Today's world is all about convenience. We want to get as much as we can with as little effort as possible, and we want things to take as little time as possible. We like our high-speed Internet. We love drive-thrus. Delivery in 30 minutes or it's free. The speedy self-checkout lines, Walmart and instant coffee have helped make our lives move more seamlessly.
But in the spirit of making life more convenient, are we missing out on the important things?
During spring break, I visited my friend Julie and her husband, Pete, in Florida. Our days were spent lounging on the sandy beaches or shopping in outlet malls that small-town Midwestern girls usually only dream about. On our way to the beach we passed a sign for the "Drive-In Christian Church."
"What's that?!" I asked.
"Oh, that's the drive-in church. You just pull in and park and tune your radio to a certain station and listen to the sermon. It's really popular with the tourists," Julie said.
She was right.
The Drive-in Christian Church has been "worshipping outdoors since 1953." When Sunday rolled around, Julie asked me if I wanted to go to church, and I immediately replied, "Can we go to the drive-in?"
The building is fairly old, with blue paint chipping off the wood of a "beach house" type chapel. It was quaint, with palm trees blowing in an overcast sky above the roof. At first, my appreciation for the newly remodeled churches back home made me scoff at the unkempt feel of the drive-in, but I realized if you don't have a steady flow of people coming in and out, do you really need to renovate? I suppose that leaves more money to devote to missions and good works.
As we drove in, a man handed us communion and a bulletin through the driver's side window. We found a parking spot between a Lexus SUV and a sporty Honda and tuned to 88.5 FM. I could see the minister in his white robe pacing back and forth on an upper deck in the beach house church. His voice came through our speakers and, after taking it in, I concluded he was a dead ringer for Don Knotts of "The Andy Griffith Show."

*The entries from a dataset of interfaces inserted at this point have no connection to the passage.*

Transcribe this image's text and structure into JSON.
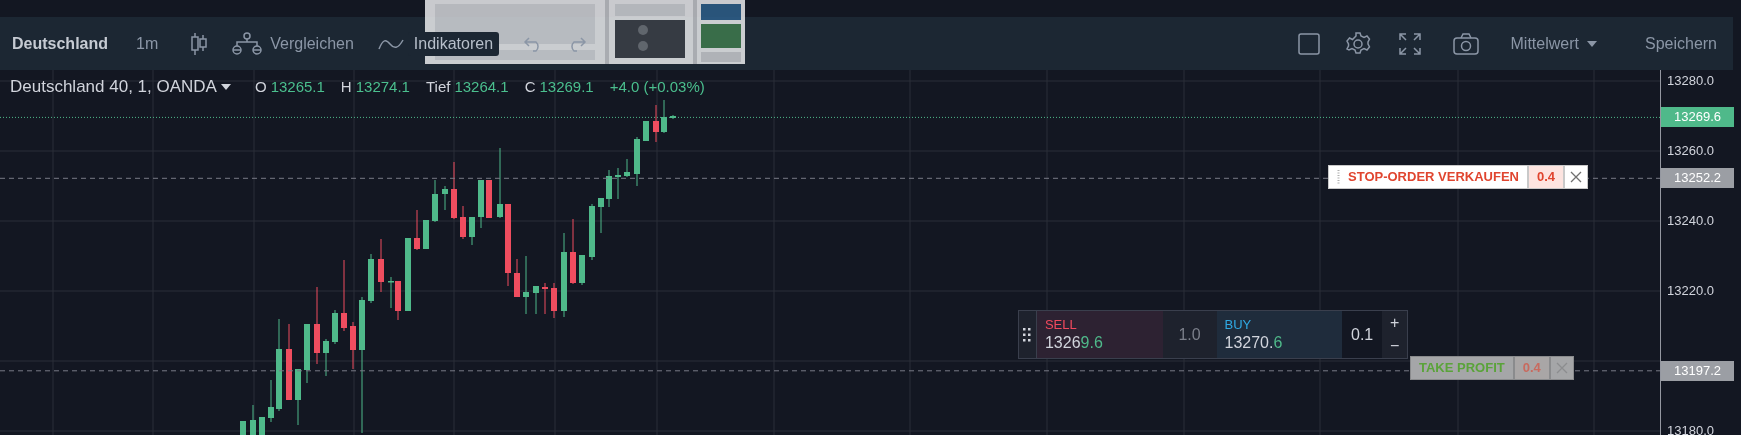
{
  "toolbar": {
    "symbol": "Deutschland",
    "interval": "1m",
    "compare": "Vergleichen",
    "indicators": "Indikatoren",
    "price_type": "Mittelwert",
    "save": "Speichern"
  },
  "legend": {
    "title": "Deutschland 40, 1, OANDA",
    "values": [
      {
        "label": "O",
        "value": "13265.1"
      },
      {
        "label": "H",
        "value": "13274.1"
      },
      {
        "label": "Tief",
        "value": "13264.1"
      },
      {
        "label": "C",
        "value": "13269.1"
      }
    ],
    "change": "+4.0 (+0.03%)"
  },
  "price_axis": {
    "ticks": [
      "13280.0",
      "13260.0",
      "13240.0",
      "13220.0",
      "13180.0"
    ],
    "markers": [
      {
        "kind": "last",
        "text": "13269.6"
      },
      {
        "kind": "order",
        "text": "13252.2"
      },
      {
        "kind": "order",
        "text": "13197.2"
      }
    ]
  },
  "orders": [
    {
      "kind": "stop",
      "label": "STOP-ORDER VERKAUFEN",
      "qty": "0.4"
    },
    {
      "kind": "take_profit",
      "label": "TAKE PROFIT",
      "qty": "0.4"
    }
  ],
  "trade_panel": {
    "sell": {
      "label": "SELL",
      "price_main": "1326",
      "price_pips": "9.6"
    },
    "quantity": "1.0",
    "buy": {
      "label": "BUY",
      "price_main": "13270.",
      "price_pips": "6"
    },
    "step": "0.1",
    "plus": "+",
    "minus": "−"
  }
}
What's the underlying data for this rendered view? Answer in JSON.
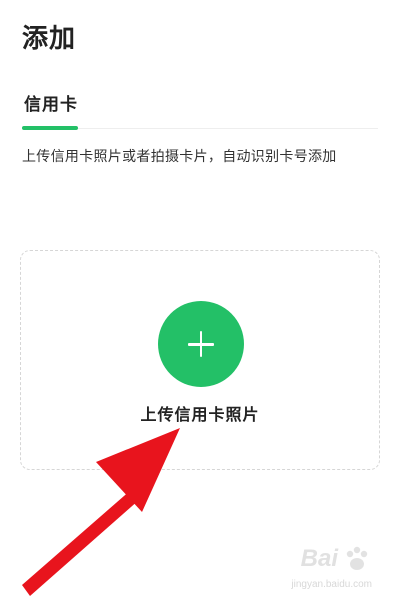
{
  "header": {
    "title": "添加"
  },
  "tabs": [
    {
      "label": "信用卡",
      "active": true
    }
  ],
  "description": "上传信用卡照片或者拍摄卡片，自动识别卡号添加",
  "upload_card": {
    "icon": "plus-icon",
    "label": "上传信用卡照片"
  },
  "watermark": {
    "brand": "Bai",
    "sub": "jingyan.baidu.com"
  },
  "colors": {
    "accent": "#23c067",
    "arrow": "#e8141d"
  }
}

I heard the choir sing, I listened to the minister pray, and I took communion from the passenger seat of Julie's maroon Mercury Cougar. A man in a golf cart sped through the aisles of vehicles to collect an offering. About halfway through, Julie's 8-month-old, Isabella, woke up and began to cry from her car seat in the back. Julie hopped in the back to give her a bottle, commenting how glad she was no one else could hear little Bella's set of pipes.
I saw a woman using a wheelchair and another on crutches struggle to get out of their vehicles and make their way to the restroom at the fellowship hall located in the middle of the parking lot. I realized this drive-in must make their lives much less difficult than a regular service.
As the service drew to a close, the minister said a final prayer and blessed those who were before him. The choir came over the airwaves, and the cars began to honk. It was almost as if they were applauding.
Everyone began filing out, and it was then I realized no matter how uncomplicated you make a church service, you can never solve the problem of after-church traffic. I took one last look at the dilapidated church as we slowly made our way to the main road. The minister waved happily from his deck view and Aretha Franklin’s “Say a Little Prayer” played low on 88.5 FM.
It took me a few days to figure out how I felt about the drive-in. Upon first inspection, it was reminiscent of a drive-thru chapel on the Las Vegas strip.
But for Julie, it was a godsend. She could stay with Bella and not worry about her crying in the middle of church and disrupting others. Nor would she have to leave her with a church daycare service that might page her in the middle of a sermon. For those women with disabilities I saw, was it easier to get to church every week knowing they didn’t have to leave their vehicle? Those hard of hearing can blast their stereos, while those who don’t like dressing up can come as they wish.
How nice would this church be for tourists to happen upon as they drive through an unfamiliar city? Yes, you miss the interpersonal relationships you could see with a normal congregation. Yes, it was odd seeing a man of God raise his arms and emphatically speak to what is essentially a parking lot. But is this church not fulfilling its duty? The bulletin announced a wedding would be taking place the following weekend. A small note reminded parents of the time for the children's choir practice.
Yes, this was still a church. This was still a congregation. The online self check-in for my flight back home cut down on my airport wait time tremendously. Redbox movies make renting flicks much easier, cheaper and quicker. And yes, the drive-in church in Daytona cut what would have been an hour-and-a-half service to 45 minutes.
But I realized I lost a lot of time I could have been communicating and strengthening my relationships with people. I spent the rest of that Sunday wanting to make up for the missed people time I normally feel after leaving church.
The Drive-in Christian Church provides a great service for many people, and I believe it is another tool that helps many believers. It helped me realize I like the solitude of making my vehicle my private sanctuary, but I also need to appreciate the beauty of spending time with complete strangers.
The church Web site is simple and sparse, with only a few photos and text. It states the church's purpose as spreading “the ‘Good News’ to every person, including tourists, the physically challenged, families with children and others looking for a unique way to worship.”
I think it does just that.
Tracy Barnes graduated from MU in 2008 with degrees in journalism and English. She is a former copy editor and multimedia editor for the Missourian. She can be contacted at firstname.lastname@example.org.